# [Task instructions]
Set the following entries down again exactly, line by line.

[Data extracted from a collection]

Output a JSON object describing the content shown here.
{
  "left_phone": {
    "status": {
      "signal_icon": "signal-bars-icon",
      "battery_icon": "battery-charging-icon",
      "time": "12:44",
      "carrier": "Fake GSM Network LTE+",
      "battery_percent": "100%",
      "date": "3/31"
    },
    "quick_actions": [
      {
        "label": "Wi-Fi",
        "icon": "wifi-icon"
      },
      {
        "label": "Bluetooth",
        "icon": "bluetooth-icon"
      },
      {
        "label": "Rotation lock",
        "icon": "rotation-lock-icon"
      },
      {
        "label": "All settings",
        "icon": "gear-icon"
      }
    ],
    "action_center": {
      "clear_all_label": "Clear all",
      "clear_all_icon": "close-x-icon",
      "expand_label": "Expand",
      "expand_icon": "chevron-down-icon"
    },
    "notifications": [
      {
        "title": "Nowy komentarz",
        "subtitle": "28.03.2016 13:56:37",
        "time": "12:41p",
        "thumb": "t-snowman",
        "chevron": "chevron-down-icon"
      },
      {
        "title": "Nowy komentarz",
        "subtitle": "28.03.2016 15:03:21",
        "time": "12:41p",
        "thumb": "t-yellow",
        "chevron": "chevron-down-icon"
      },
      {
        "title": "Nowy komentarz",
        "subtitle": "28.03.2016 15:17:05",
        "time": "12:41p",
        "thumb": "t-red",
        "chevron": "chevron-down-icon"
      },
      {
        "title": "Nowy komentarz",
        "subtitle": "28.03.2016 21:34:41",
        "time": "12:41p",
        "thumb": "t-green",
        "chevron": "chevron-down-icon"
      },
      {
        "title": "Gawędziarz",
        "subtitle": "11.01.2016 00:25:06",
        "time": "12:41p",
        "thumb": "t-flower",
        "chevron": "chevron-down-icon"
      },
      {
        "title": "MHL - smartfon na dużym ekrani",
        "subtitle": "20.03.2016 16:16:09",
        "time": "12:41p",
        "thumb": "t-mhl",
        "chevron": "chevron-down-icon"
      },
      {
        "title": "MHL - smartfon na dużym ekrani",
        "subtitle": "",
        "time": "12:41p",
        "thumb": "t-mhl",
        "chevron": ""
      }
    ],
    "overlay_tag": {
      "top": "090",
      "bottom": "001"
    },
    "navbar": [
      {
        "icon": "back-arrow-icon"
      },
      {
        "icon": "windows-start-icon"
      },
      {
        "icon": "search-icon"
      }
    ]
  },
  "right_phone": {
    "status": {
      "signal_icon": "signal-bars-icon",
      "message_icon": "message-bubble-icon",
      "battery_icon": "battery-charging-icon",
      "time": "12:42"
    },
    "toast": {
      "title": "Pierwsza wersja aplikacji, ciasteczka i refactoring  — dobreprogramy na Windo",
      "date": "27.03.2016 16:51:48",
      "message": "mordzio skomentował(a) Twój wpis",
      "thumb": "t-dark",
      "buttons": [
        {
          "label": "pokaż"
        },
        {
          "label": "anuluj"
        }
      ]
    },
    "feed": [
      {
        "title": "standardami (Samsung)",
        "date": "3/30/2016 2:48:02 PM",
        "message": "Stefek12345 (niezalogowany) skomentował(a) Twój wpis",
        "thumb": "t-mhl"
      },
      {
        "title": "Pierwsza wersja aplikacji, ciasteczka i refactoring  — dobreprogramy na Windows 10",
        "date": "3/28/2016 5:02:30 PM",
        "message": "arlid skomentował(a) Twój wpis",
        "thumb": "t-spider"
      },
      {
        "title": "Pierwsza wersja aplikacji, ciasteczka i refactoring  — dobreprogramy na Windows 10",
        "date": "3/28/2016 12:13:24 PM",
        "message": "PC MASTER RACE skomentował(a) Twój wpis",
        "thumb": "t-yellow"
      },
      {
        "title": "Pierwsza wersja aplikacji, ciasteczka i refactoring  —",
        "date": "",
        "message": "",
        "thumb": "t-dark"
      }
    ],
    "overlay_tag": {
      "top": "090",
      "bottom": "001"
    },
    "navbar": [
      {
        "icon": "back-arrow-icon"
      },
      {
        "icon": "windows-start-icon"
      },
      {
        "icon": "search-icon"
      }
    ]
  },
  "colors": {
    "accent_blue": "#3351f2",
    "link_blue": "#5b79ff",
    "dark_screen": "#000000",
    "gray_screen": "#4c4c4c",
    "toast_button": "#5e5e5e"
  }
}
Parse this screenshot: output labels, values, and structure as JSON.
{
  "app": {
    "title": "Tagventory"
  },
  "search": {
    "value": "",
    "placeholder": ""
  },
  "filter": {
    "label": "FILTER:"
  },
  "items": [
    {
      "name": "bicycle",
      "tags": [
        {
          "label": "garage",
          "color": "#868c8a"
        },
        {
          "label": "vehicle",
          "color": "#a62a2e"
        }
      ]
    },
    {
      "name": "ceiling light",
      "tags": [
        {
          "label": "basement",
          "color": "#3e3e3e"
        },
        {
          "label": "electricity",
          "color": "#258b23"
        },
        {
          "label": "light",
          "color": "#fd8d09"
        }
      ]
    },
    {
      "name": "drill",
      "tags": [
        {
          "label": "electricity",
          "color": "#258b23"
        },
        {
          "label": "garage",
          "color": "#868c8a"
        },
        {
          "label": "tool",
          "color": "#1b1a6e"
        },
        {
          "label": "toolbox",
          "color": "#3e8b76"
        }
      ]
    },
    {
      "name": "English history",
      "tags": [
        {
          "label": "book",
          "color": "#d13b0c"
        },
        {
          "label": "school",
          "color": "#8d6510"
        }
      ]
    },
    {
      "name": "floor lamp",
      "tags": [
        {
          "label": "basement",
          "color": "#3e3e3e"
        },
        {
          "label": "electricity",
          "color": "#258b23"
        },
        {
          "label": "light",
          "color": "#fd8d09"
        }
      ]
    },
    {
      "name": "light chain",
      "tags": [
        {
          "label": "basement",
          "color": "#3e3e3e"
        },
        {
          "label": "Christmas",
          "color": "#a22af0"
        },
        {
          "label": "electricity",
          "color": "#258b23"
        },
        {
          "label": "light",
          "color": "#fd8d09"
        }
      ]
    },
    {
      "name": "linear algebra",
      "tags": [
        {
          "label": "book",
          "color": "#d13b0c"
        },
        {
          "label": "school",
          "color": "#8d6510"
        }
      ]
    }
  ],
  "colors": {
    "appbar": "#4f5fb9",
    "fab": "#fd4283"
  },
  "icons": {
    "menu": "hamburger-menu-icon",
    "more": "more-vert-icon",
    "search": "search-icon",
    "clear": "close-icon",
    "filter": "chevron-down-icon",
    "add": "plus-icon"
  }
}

# [Response area]
Output a JSON object describing the content shown here.
{
  "left_phone": {
    "status": {
      "signal_icon": "signal-bars-icon",
      "battery_icon": "battery-charging-icon",
      "time": "12:44",
      "carrier": "Fake GSM Network LTE+",
      "battery_percent": "100%",
      "date": "3/31"
    },
    "quick_actions": [
      {
        "label": "Wi-Fi",
        "icon": "wifi-icon"
      },
      {
        "label": "Bluetooth",
        "icon": "bluetooth-icon"
      },
      {
        "label": "Rotation lock",
        "icon": "rotation-lock-icon"
      },
      {
        "label": "All settings",
        "icon": "gear-icon"
      }
    ],
    "action_center": {
      "clear_all_label": "Clear all",
      "clear_all_icon": "close-x-icon",
      "expand_label": "Expand",
      "expand_icon": "chevron-down-icon"
    },
    "notifications": [
      {
        "title": "Nowy komentarz",
        "subtitle": "28.03.2016 13:56:37",
        "time": "12:41p",
        "thumb": "t-snowman",
        "chevron": "chevron-down-icon"
      },
      {
        "title": "Nowy komentarz",
        "subtitle": "28.03.2016 15:03:21",
        "time": "12:41p",
        "thumb": "t-yellow",
        "chevron": "chevron-down-icon"
      },
      {
        "title": "Nowy komentarz",
        "subtitle": "28.03.2016 15:17:05",
        "time": "12:41p",
        "thumb": "t-red",
        "chevron": "chevron-down-icon"
      },
      {
        "title": "Nowy komentarz",
        "subtitle": "28.03.2016 21:34:41",
        "time": "12:41p",
        "thumb": "t-green",
        "chevron": "chevron-down-icon"
      },
      {
        "title": "Gawędziarz",
        "subtitle": "11.01.2016 00:25:06",
        "time": "12:41p",
        "thumb": "t-flower",
        "chevron": "chevron-down-icon"
      },
      {
        "title": "MHL - smartfon na dużym ekrani",
        "subtitle": "20.03.2016 16:16:09",
        "time": "12:41p",
        "thumb": "t-mhl",
        "chevron": "chevron-down-icon"
      },
      {
        "title": "MHL - smartfon na dużym ekrani",
        "subtitle": "",
        "time": "12:41p",
        "thumb": "t-mhl",
        "chevron": ""
      }
    ],
    "overlay_tag": {
      "top": "090",
      "bottom": "001"
    },
    "navbar": [
      {
        "icon": "back-arrow-icon"
      },
      {
        "icon": "windows-start-icon"
      },
      {
        "icon": "search-icon"
      }
    ]
  },
  "right_phone": {
    "status": {
      "signal_icon": "signal-bars-icon",
      "message_icon": "message-bubble-icon",
      "battery_icon": "battery-charging-icon",
      "time": "12:42"
    },
    "toast": {
      "title": "Pierwsza wersja aplikacji, ciasteczka i refactoring  — dobreprogramy na Windo",
      "date": "27.03.2016 16:51:48",
      "message": "mordzio skomentował(a) Twój wpis",
      "thumb": "t-dark",
      "buttons": [
        {
          "label": "pokaż"
        },
        {
          "label": "anuluj"
        }
      ]
    },
    "feed": [
      {
        "title": "standardami (Samsung)",
        "date": "3/30/2016 2:48:02 PM",
        "message": "Stefek12345 (niezalogowany) skomentował(a) Twój wpis",
        "thumb": "t-mhl"
      },
      {
        "title": "Pierwsza wersja aplikacji, ciasteczka i refactoring  — dobreprogramy na Windows 10",
        "date": "3/28/2016 5:02:30 PM",
        "message": "arlid skomentował(a) Twój wpis",
        "thumb": "t-spider"
      },
      {
        "title": "Pierwsza wersja aplikacji, ciasteczka i refactoring  — dobreprogramy na Windows 10",
        "date": "3/28/2016 12:13:24 PM",
        "message": "PC MASTER RACE skomentował(a) Twój wpis",
        "thumb": "t-yellow"
      },
      {
        "title": "Pierwsza wersja aplikacji, ciasteczka i refactoring  —",
        "date": "",
        "message": "",
        "thumb": "t-dark"
      }
    ],
    "overlay_tag": {
      "top": "090",
      "bottom": "001"
    },
    "navbar": [
      {
        "icon": "back-arrow-icon"
      },
      {
        "icon": "windows-start-icon"
      },
      {
        "icon": "search-icon"
      }
    ]
  },
  "colors": {
    "accent_blue": "#3351f2",
    "link_blue": "#5b79ff",
    "dark_screen": "#000000",
    "gray_screen": "#4c4c4c",
    "toast_button": "#5e5e5e"
  }
}
Parse this screenshot: output labels, values, and structure as JSON.
{
  "app": {
    "title": "Tagventory"
  },
  "search": {
    "value": "",
    "placeholder": ""
  },
  "filter": {
    "label": "FILTER:"
  },
  "items": [
    {
      "name": "bicycle",
      "tags": [
        {
          "label": "garage",
          "color": "#868c8a"
        },
        {
          "label": "vehicle",
          "color": "#a62a2e"
        }
      ]
    },
    {
      "name": "ceiling light",
      "tags": [
        {
          "label": "basement",
          "color": "#3e3e3e"
        },
        {
          "label": "electricity",
          "color": "#258b23"
        },
        {
          "label": "light",
          "color": "#fd8d09"
        }
      ]
    },
    {
      "name": "drill",
      "tags": [
        {
          "label": "electricity",
          "color": "#258b23"
        },
        {
          "label": "garage",
          "color": "#868c8a"
        },
        {
          "label": "tool",
          "color": "#1b1a6e"
        },
        {
          "label": "toolbox",
          "color": "#3e8b76"
        }
      ]
    },
    {
      "name": "English history",
      "tags": [
        {
          "label": "book",
          "color": "#d13b0c"
        },
        {
          "label": "school",
          "color": "#8d6510"
        }
      ]
    },
    {
      "name": "floor lamp",
      "tags": [
        {
          "label": "basement",
          "color": "#3e3e3e"
        },
        {
          "label": "electricity",
          "color": "#258b23"
        },
        {
          "label": "light",
          "color": "#fd8d09"
        }
      ]
    },
    {
      "name": "light chain",
      "tags": [
        {
          "label": "basement",
          "color": "#3e3e3e"
        },
        {
          "label": "Christmas",
          "color": "#a22af0"
        },
        {
          "label": "electricity",
          "color": "#258b23"
        },
        {
          "label": "light",
          "color": "#fd8d09"
        }
      ]
    },
    {
      "name": "linear algebra",
      "tags": [
        {
          "label": "book",
          "color": "#d13b0c"
        },
        {
          "label": "school",
          "color": "#8d6510"
        }
      ]
    }
  ],
  "colors": {
    "appbar": "#4f5fb9",
    "fab": "#fd4283"
  },
  "icons": {
    "menu": "hamburger-menu-icon",
    "more": "more-vert-icon",
    "search": "search-icon",
    "clear": "close-icon",
    "filter": "chevron-down-icon",
    "add": "plus-icon"
  }
}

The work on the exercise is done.